*** Opening of Material shown ***

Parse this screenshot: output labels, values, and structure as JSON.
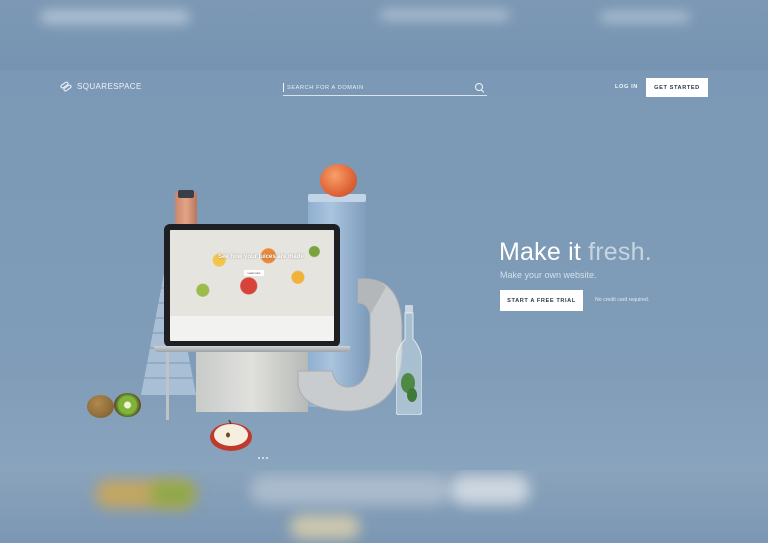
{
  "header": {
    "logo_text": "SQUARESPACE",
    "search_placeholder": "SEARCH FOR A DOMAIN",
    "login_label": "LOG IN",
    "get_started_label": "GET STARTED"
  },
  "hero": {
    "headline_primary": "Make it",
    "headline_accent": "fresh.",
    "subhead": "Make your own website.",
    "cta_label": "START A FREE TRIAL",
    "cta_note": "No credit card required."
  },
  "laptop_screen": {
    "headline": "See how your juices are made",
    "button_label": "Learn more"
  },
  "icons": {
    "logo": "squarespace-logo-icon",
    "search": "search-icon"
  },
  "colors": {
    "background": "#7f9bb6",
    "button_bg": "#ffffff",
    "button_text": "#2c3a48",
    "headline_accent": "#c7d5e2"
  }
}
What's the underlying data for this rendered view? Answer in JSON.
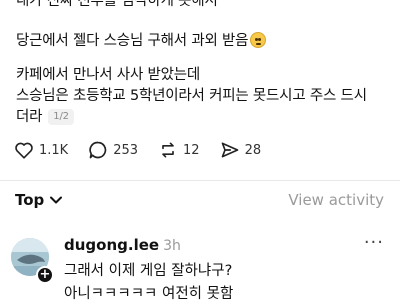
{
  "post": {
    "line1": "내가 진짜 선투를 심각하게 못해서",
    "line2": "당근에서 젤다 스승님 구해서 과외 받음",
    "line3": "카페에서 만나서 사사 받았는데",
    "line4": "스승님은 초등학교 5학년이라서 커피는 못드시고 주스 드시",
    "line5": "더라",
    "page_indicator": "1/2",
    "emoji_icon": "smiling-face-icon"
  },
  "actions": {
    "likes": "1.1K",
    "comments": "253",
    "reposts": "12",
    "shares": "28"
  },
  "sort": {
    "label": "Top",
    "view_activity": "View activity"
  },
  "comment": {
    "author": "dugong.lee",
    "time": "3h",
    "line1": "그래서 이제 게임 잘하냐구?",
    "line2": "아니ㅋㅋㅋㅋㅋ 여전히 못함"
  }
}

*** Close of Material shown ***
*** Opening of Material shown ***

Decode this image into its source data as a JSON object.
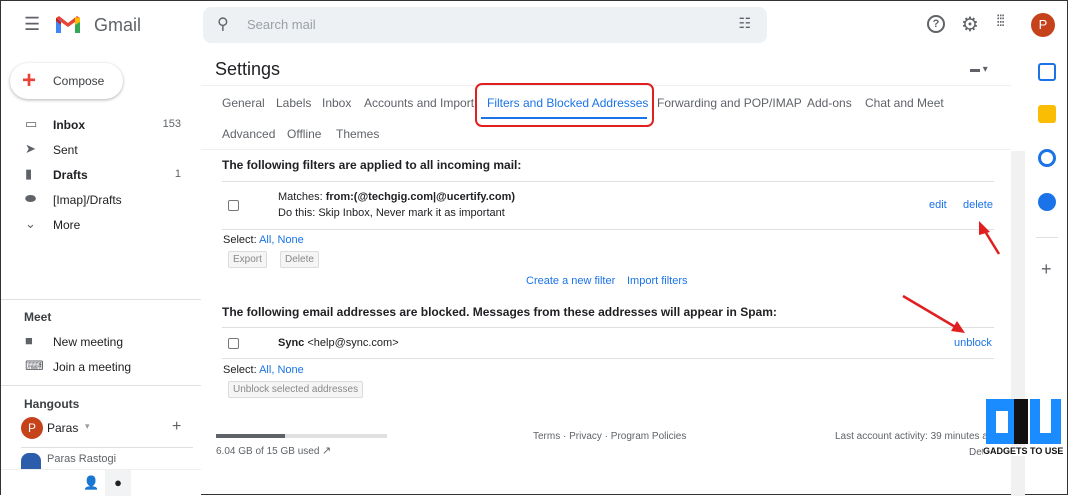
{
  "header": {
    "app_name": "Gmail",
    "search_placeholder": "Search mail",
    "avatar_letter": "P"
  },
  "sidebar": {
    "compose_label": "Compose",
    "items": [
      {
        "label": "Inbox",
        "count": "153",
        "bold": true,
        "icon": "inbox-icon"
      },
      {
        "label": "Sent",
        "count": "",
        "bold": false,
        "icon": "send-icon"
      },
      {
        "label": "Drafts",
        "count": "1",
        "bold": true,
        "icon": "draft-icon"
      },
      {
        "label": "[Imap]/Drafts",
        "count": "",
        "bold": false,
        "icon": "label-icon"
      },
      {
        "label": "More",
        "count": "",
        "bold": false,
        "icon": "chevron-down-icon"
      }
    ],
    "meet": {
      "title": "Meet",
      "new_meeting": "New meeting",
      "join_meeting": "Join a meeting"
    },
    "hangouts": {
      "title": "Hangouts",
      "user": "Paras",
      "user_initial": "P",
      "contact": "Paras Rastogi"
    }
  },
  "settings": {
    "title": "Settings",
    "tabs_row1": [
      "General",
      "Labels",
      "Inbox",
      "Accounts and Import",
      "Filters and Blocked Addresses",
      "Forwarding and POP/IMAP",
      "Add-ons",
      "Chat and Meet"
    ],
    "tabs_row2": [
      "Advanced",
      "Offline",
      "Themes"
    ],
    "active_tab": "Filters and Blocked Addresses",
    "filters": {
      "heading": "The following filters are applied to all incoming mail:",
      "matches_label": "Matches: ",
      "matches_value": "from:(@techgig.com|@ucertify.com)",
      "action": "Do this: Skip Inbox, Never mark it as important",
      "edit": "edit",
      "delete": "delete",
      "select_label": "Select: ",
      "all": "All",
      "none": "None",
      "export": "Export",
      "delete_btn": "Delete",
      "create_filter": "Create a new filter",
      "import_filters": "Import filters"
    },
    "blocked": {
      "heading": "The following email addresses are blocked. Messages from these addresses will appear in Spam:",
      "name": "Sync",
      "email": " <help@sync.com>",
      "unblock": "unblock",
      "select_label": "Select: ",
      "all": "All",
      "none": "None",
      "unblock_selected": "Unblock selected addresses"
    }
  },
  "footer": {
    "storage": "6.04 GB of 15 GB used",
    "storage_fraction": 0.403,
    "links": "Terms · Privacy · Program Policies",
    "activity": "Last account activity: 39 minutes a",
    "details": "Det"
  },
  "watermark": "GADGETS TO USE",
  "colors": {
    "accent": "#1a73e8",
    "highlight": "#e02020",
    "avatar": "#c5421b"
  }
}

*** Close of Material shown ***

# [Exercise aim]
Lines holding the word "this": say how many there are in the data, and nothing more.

# [Problem solution]
4